Fundamentally, soil chemistry involves the study of the chemical composition of soil components, their chemical properties, and the reactions that take place between the soil solution and soil solids. It is an extremely dynamic field of study that involves interactions at highly heterogeneous air:water:soil interfaces, between mineral and organic particles and living organisms such as plant roots or microbes, and with the earth’s atmosphere. It is also a field of study that operates from atomic to landscape scales.
Soil chemists may be concerned for example with questions that are geologically based such as phytotoxic concentrations of zinc and cadmium in peat soils from the Manning peatland region of western NY. Others are concerned with questions that are influenced by climate such as the possibility of carbon sequestration by soils exposed to increased atmospheric CO2, or the management of salt accumulation in soils from arid regions. Some soil chemistry research is concerned with sustainable nutrient management in agricultural soils and some research is concerned with the fate of pollutants in soils.
Due to the complex, heterogeneous, and dynamic nature of soils for practical purposes much soil chemistry research is empirically based. However, the ultimate goal is to describe the soil system within the bounds of established chemical principles and recent advances in analytical techniques are helping to advance our understanding of molecular scale surface reactions.
The hot arid summers, cold snowy winters, and basin and range geology of Utah have resulted in soils that present many interesting challenges to soil chemists. Among the more obvious issues are high carbonate concentrations and soil salinity. Past mining and industrial activity has resulted in areas of soil contamination. Non-native, invading plant species threaten stands of native plants and we are interested in determining whether particular soil conditions favor the invading species.

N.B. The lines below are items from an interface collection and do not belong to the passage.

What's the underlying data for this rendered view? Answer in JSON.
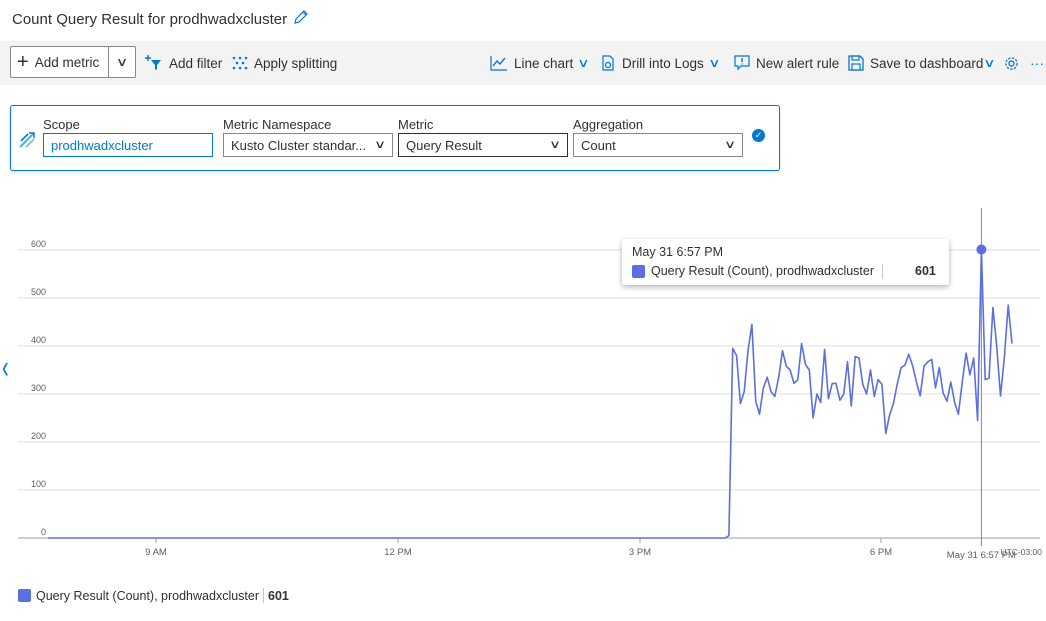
{
  "title": "Count Query Result for prodhwadxcluster",
  "toolbar": {
    "add_metric": "Add metric",
    "add_filter": "Add filter",
    "apply_splitting": "Apply splitting",
    "line_chart": "Line chart",
    "drill_into_logs": "Drill into Logs",
    "new_alert_rule": "New alert rule",
    "save_to_dashboard": "Save to dashboard",
    "more": "···"
  },
  "metric_panel": {
    "scope_label": "Scope",
    "scope_value": "prodhwadxcluster",
    "namespace_label": "Metric Namespace",
    "namespace_value": "Kusto Cluster standar...",
    "metric_label": "Metric",
    "metric_value": "Query Result",
    "aggregation_label": "Aggregation",
    "aggregation_value": "Count"
  },
  "tooltip": {
    "time": "May 31 6:57 PM",
    "series": "Query Result (Count), prodhwadxcluster",
    "value": "601"
  },
  "legend": {
    "series": "Query Result (Count), prodhwadxcluster",
    "value": "601"
  },
  "colors": {
    "accent": "#0078d4",
    "series": "#5b6fe0"
  },
  "chart_data": {
    "type": "line",
    "ylim": [
      0,
      600
    ],
    "yticks": [
      "0",
      "100",
      "200",
      "300",
      "400",
      "500",
      "600"
    ],
    "xticks": [
      "9 AM",
      "12 PM",
      "3 PM",
      "6 PM"
    ],
    "cursor_label": "May 31 6:57 PM",
    "timezone": "UTC-03:00",
    "series": [
      {
        "name": "Query Result (Count), prodhwadxcluster",
        "values": [
          0,
          0,
          0,
          0,
          0,
          0,
          0,
          0,
          0,
          0,
          0,
          0,
          0,
          0,
          0,
          0,
          0,
          0,
          0,
          0,
          0,
          0,
          0,
          0,
          0,
          0,
          0,
          0,
          0,
          0,
          0,
          0,
          0,
          0,
          0,
          0,
          0,
          0,
          0,
          0,
          0,
          0,
          0,
          0,
          0,
          0,
          0,
          0,
          0,
          0,
          0,
          0,
          0,
          0,
          0,
          0,
          0,
          0,
          0,
          0,
          0,
          0,
          0,
          0,
          0,
          0,
          0,
          0,
          0,
          0,
          0,
          0,
          0,
          0,
          0,
          0,
          0,
          0,
          0,
          0,
          0,
          0,
          0,
          0,
          0,
          0,
          0,
          0,
          0,
          0,
          0,
          0,
          0,
          0,
          0,
          0,
          0,
          0,
          0,
          0,
          0,
          0,
          0,
          0,
          0,
          0,
          0,
          0,
          0,
          0,
          0,
          0,
          0,
          0,
          0,
          0,
          0,
          0,
          0,
          0,
          0,
          0,
          0,
          0,
          0,
          0,
          0,
          0,
          0,
          0,
          0,
          0,
          0,
          0,
          0,
          0,
          0,
          0,
          0,
          0,
          0,
          0,
          0,
          0,
          0,
          0,
          0,
          0,
          0,
          0,
          0,
          0,
          0,
          0,
          0,
          0,
          0,
          0,
          0,
          0,
          0,
          0,
          0,
          0,
          0,
          0,
          0,
          0,
          0,
          0,
          0,
          0,
          0,
          0,
          0,
          0,
          0,
          0,
          5,
          395,
          380,
          280,
          305,
          390,
          445,
          285,
          258,
          312,
          335,
          305,
          295,
          335,
          390,
          358,
          350,
          322,
          330,
          405,
          362,
          350,
          250,
          300,
          282,
          393,
          290,
          322,
          322,
          287,
          300,
          367,
          275,
          378,
          375,
          320,
          300,
          350,
          295,
          330,
          320,
          218,
          256,
          280,
          320,
          355,
          360,
          383,
          360,
          325,
          296,
          358,
          367,
          372,
          313,
          355,
          302,
          285,
          325,
          283,
          258,
          326,
          385,
          340,
          375,
          245,
          601,
          330,
          333,
          480,
          400,
          296,
          375,
          485,
          405
        ]
      }
    ]
  }
}
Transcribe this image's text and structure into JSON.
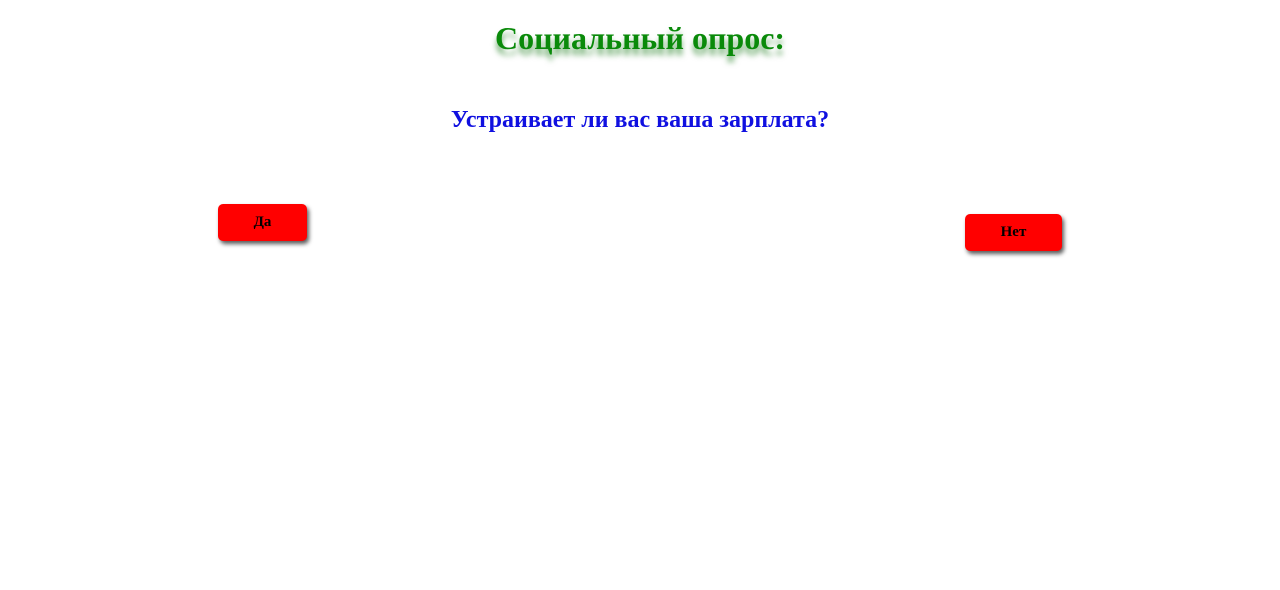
{
  "survey": {
    "title": "Социальный опрос:",
    "question": "Устраивает ли вас ваша зарплата?",
    "yes_label": "Да",
    "no_label": "Нет"
  },
  "colors": {
    "title": "#0a8a0a",
    "question": "#1010e0",
    "button_bg": "#ff0000",
    "background": "#ffffff"
  }
}
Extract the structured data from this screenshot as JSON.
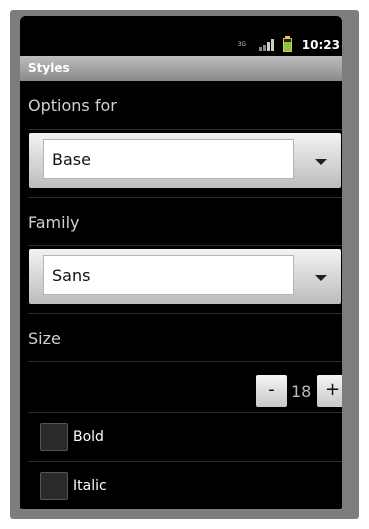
{
  "status_bar": {
    "network": "3G",
    "time": "10:23"
  },
  "title": "Styles",
  "options_for": {
    "label": "Options for",
    "selected": "Base"
  },
  "family": {
    "label": "Family",
    "selected": "Sans"
  },
  "size": {
    "label": "Size",
    "minus": "-",
    "value": "18",
    "plus": "+"
  },
  "checks": [
    {
      "label": "Bold",
      "checked": false
    },
    {
      "label": "Italic",
      "checked": false
    }
  ],
  "colors": {
    "accent_bar": "#a3a3a3",
    "battery": "#86c740",
    "background": "#000000"
  }
}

The soils and climatic conditions found in Utah and the intermountain west will be of increasing relevance to other regions of the world as the predicted expansion of hot arid lands due to climate change occurs.